_What to work on_
Would you retype every record below exactly as written?

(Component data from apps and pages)
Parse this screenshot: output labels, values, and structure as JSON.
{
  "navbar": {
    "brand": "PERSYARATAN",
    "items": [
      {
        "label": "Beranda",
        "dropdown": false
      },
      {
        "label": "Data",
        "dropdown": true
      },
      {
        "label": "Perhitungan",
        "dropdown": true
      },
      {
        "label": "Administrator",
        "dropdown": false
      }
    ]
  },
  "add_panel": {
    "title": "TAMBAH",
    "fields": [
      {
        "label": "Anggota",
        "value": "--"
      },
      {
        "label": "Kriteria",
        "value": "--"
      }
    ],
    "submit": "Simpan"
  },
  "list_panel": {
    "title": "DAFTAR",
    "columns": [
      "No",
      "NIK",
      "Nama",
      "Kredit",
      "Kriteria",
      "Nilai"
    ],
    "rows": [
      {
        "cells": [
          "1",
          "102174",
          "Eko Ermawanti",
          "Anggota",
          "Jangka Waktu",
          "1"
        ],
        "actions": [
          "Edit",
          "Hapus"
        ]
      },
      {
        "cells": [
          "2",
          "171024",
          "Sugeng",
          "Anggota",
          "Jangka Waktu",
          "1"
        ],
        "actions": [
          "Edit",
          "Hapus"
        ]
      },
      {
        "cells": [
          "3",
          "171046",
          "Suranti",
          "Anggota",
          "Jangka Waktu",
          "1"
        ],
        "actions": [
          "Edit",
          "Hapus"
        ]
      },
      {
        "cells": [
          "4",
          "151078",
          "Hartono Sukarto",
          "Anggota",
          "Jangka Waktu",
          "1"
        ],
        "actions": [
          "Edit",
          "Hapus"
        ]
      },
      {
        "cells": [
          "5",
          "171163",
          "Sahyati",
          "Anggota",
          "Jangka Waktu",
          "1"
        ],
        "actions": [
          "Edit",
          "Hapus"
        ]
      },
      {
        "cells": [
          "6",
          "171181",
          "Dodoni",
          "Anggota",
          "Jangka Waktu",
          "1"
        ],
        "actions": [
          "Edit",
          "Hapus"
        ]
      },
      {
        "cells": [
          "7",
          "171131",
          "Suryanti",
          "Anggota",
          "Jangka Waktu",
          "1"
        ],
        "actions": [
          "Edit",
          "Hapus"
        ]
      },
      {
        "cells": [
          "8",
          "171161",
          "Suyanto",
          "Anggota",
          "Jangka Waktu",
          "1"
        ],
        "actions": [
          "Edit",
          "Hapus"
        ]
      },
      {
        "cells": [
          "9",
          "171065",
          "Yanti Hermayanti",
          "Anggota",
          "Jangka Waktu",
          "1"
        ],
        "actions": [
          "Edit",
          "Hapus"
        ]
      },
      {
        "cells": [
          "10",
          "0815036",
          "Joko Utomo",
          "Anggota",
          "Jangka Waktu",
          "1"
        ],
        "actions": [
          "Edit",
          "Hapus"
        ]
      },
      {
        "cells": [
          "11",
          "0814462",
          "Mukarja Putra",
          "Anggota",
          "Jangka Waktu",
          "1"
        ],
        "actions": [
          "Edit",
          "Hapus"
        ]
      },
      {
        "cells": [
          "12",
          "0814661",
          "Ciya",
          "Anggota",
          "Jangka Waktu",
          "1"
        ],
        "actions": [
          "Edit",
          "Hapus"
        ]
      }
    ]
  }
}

_Answer for this exercise_
Parse this screenshot: output labels, values, and structure as JSON.
{
  "navbar": {
    "brand": "PERSYARATAN",
    "items": [
      {
        "label": "Beranda",
        "dropdown": false
      },
      {
        "label": "Data",
        "dropdown": true
      },
      {
        "label": "Perhitungan",
        "dropdown": true
      },
      {
        "label": "Administrator",
        "dropdown": false
      }
    ]
  },
  "add_panel": {
    "title": "TAMBAH",
    "fields": [
      {
        "label": "Anggota",
        "value": "--"
      },
      {
        "label": "Kriteria",
        "value": "--"
      }
    ],
    "submit": "Simpan"
  },
  "list_panel": {
    "title": "DAFTAR",
    "columns": [
      "No",
      "NIK",
      "Nama",
      "Kredit",
      "Kriteria",
      "Nilai"
    ],
    "rows": [
      {
        "cells": [
          "1",
          "102174",
          "Eko Ermawanti",
          "Anggota",
          "Jangka Waktu",
          "1"
        ],
        "actions": [
          "Edit",
          "Hapus"
        ]
      },
      {
        "cells": [
          "2",
          "171024",
          "Sugeng",
          "Anggota",
          "Jangka Waktu",
          "1"
        ],
        "actions": [
          "Edit",
          "Hapus"
        ]
      },
      {
        "cells": [
          "3",
          "171046",
          "Suranti",
          "Anggota",
          "Jangka Waktu",
          "1"
        ],
        "actions": [
          "Edit",
          "Hapus"
        ]
      },
      {
        "cells": [
          "4",
          "151078",
          "Hartono Sukarto",
          "Anggota",
          "Jangka Waktu",
          "1"
        ],
        "actions": [
          "Edit",
          "Hapus"
        ]
      },
      {
        "cells": [
          "5",
          "171163",
          "Sahyati",
          "Anggota",
          "Jangka Waktu",
          "1"
        ],
        "actions": [
          "Edit",
          "Hapus"
        ]
      },
      {
        "cells": [
          "6",
          "171181",
          "Dodoni",
          "Anggota",
          "Jangka Waktu",
          "1"
        ],
        "actions": [
          "Edit",
          "Hapus"
        ]
      },
      {
        "cells": [
          "7",
          "171131",
          "Suryanti",
          "Anggota",
          "Jangka Waktu",
          "1"
        ],
        "actions": [
          "Edit",
          "Hapus"
        ]
      },
      {
        "cells": [
          "8",
          "171161",
          "Suyanto",
          "Anggota",
          "Jangka Waktu",
          "1"
        ],
        "actions": [
          "Edit",
          "Hapus"
        ]
      },
      {
        "cells": [
          "9",
          "171065",
          "Yanti Hermayanti",
          "Anggota",
          "Jangka Waktu",
          "1"
        ],
        "actions": [
          "Edit",
          "Hapus"
        ]
      },
      {
        "cells": [
          "10",
          "0815036",
          "Joko Utomo",
          "Anggota",
          "Jangka Waktu",
          "1"
        ],
        "actions": [
          "Edit",
          "Hapus"
        ]
      },
      {
        "cells": [
          "11",
          "0814462",
          "Mukarja Putra",
          "Anggota",
          "Jangka Waktu",
          "1"
        ],
        "actions": [
          "Edit",
          "Hapus"
        ]
      },
      {
        "cells": [
          "12",
          "0814661",
          "Ciya",
          "Anggota",
          "Jangka Waktu",
          "1"
        ],
        "actions": [
          "Edit",
          "Hapus"
        ]
      }
    ]
  }
}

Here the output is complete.